If you thought Epic Games was being too rough on cheaters in Fortnite by smacking kids with personal lawsuits, wait until you hear what Tencent is up to. The Chinese gaming giant is preparing to (officially) launch PlayerUnknown’s Battlegrounds there (yes, it’s already playable there via Steam, but in early access). And ahead of that, it’s going after cheaters, specifically the cheat vendors – hard.
Bloomberg reports that the company has worked with Chinese police to arrest 120 people as part of 30 different cases involving cheat programs for the game. According to the publication, the company is trying to crack down on the hacking that pervades its games, specifically PUBG; those convicted under Chinese law could be sentenced to several years in prison, in addition to fines (and yeah, it’s happened before). So maybe don’t be a hacker targeting a megacorp’s video game in China.

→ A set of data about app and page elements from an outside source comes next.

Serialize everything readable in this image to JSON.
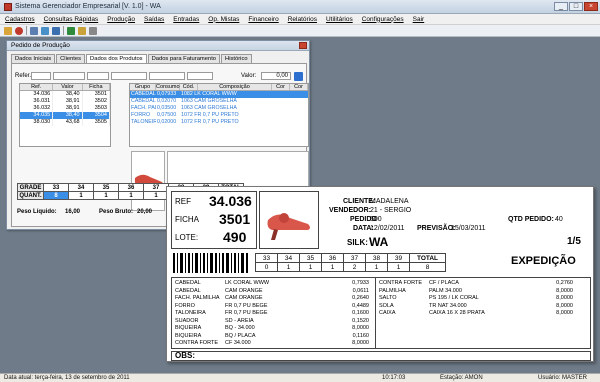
{
  "window": {
    "title": "Sistema Gerenciador Empresarial [V. 1.0] - WA"
  },
  "menu": [
    "Cadastros",
    "Consultas Rápidas",
    "Produção",
    "Saídas",
    "Entradas",
    "Op. Mistas",
    "Financeiro",
    "Relatórios",
    "Utilitários",
    "Configurações",
    "Sair"
  ],
  "dialog": {
    "title": "Pedido de Produção",
    "tabs": [
      "Dados Iniciais",
      "Clientes",
      "Dados dos Produtos",
      "Dados para Faturamento",
      "Histórico"
    ],
    "ref_label": "Refer.",
    "valor_label": "Valor:",
    "valor_value": "0,00",
    "grid1": {
      "headers": [
        "Ref.",
        "Valor",
        "Ficha"
      ],
      "rows": [
        [
          "34.036",
          "38,40",
          "3501"
        ],
        [
          "36.031",
          "38,91",
          "3502"
        ],
        [
          "36.032",
          "38,91",
          "3503"
        ],
        [
          "34.035",
          "38,40",
          "3504"
        ],
        [
          "38.030",
          "43,68",
          "3505"
        ]
      ]
    },
    "grid2": {
      "headers": [
        "Grupo",
        "Consumo",
        "Cód.",
        "Composição",
        "Cor",
        "Cor"
      ],
      "rows": [
        [
          "CABEDAL",
          "0,07933",
          "1082 LK CORAL WWW"
        ],
        [
          "CABEDAL",
          "0,02070",
          "1063 CAM GROSELHA"
        ],
        [
          "FACH. PALI",
          "0,03500",
          "1063 CAM GROSELHA"
        ],
        [
          "FORRO",
          "0,07500",
          "1072 FR 0,7 PU PRETO"
        ],
        [
          "TALONEIRA",
          "0,02000",
          "1072 FR 0,7 PU PRETO"
        ]
      ]
    },
    "grade": {
      "label": "GRADE",
      "sizes": [
        "33",
        "34",
        "35",
        "36",
        "37",
        "38",
        "39"
      ],
      "total_label": "TOTAL",
      "quant_label": "QUANT.",
      "quants": [
        "8",
        "1",
        "1",
        "1",
        "1",
        "",
        "",
        ""
      ]
    },
    "peso_liquido_label": "Peso Líquido:",
    "peso_liquido": "16,00",
    "peso_bruto_label": "Peso Bruto:",
    "peso_bruto": "20,00"
  },
  "report": {
    "ref_label": "REF",
    "ref": "34.036",
    "ficha_label": "FICHA",
    "ficha": "3501",
    "lote_label": "LOTE:",
    "lote": "490",
    "cliente_label": "CLIENTE:",
    "cliente": "MADALENA",
    "vendedor_label": "VENDEDOR:",
    "vendedor": "21 - SERGIO",
    "pedido_label": "PEDIDO",
    "pedido": "500",
    "qtd_label": "QTD PEDIDO:",
    "qtd": "40",
    "data_label": "DATA:",
    "data": "12/02/2011",
    "previsao_label": "PREVISÃO:",
    "previsao": "15/03/2011",
    "silk_label": "SILK:",
    "silk": "WA",
    "pages": "1/5",
    "sizes": [
      "33",
      "34",
      "35",
      "36",
      "37",
      "38",
      "39"
    ],
    "quants": [
      "0",
      "1",
      "1",
      "1",
      "2",
      "1",
      "1"
    ],
    "total_label": "TOTAL",
    "total": "8",
    "expedicao": "EXPEDIÇÃO",
    "left_lines": [
      [
        "CABEDAL",
        "LK CORAL WWW",
        "0,7933"
      ],
      [
        "CABEDAL",
        "CAM ORANGE",
        "0,0611"
      ],
      [
        "FACH. PALMILHA",
        "CAM ORANGE",
        "0,2640"
      ],
      [
        "FORRO",
        "FR 0,7 PU BEGE",
        "0,4489"
      ],
      [
        "TALONEIRA",
        "FR 0,7 PU BEGE",
        "0,1600"
      ],
      [
        "SUADOR",
        "SD - AREIA",
        "0,1520"
      ],
      [
        "BIQUEIRA",
        "BQ - 34.000",
        "8,0000"
      ],
      [
        "BIQUEIRA",
        "BQ / PLACA",
        "0,1160"
      ],
      [
        "CONTRA FORTE",
        "CF 34.000",
        "8,0000"
      ]
    ],
    "right_lines": [
      [
        "CONTRA FORTE",
        "CF / PLACA",
        "0,2760"
      ],
      [
        "PALMILHA",
        "PALM 34.000",
        "8,0000"
      ],
      [
        "SALTO",
        "PS 195 / LK CORAL",
        "8,0000"
      ],
      [
        "SOLA",
        "TR NAT 34.000",
        "8,0000"
      ],
      [
        "CAIXA",
        "CAIXA 16 X 28 PRATA",
        "8,0000"
      ]
    ],
    "obs_label": "OBS:"
  },
  "status": {
    "date": "Data atual: terça-feira, 13 de setembro de 2011",
    "time": "10:17:03",
    "station": "Estação: AMON",
    "user": "Usuário: MASTER"
  }
}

In other news, Tencent just inked a deal with LEGO to “jointly develop online games and potentially a social network aimed at Chinese children.” Don’t get too excited over a third go at a LEGO MMO, however; it sounds more like they’re working on a “video zone,” kid-oriented social network, and a building toolset called LEGO BOOST.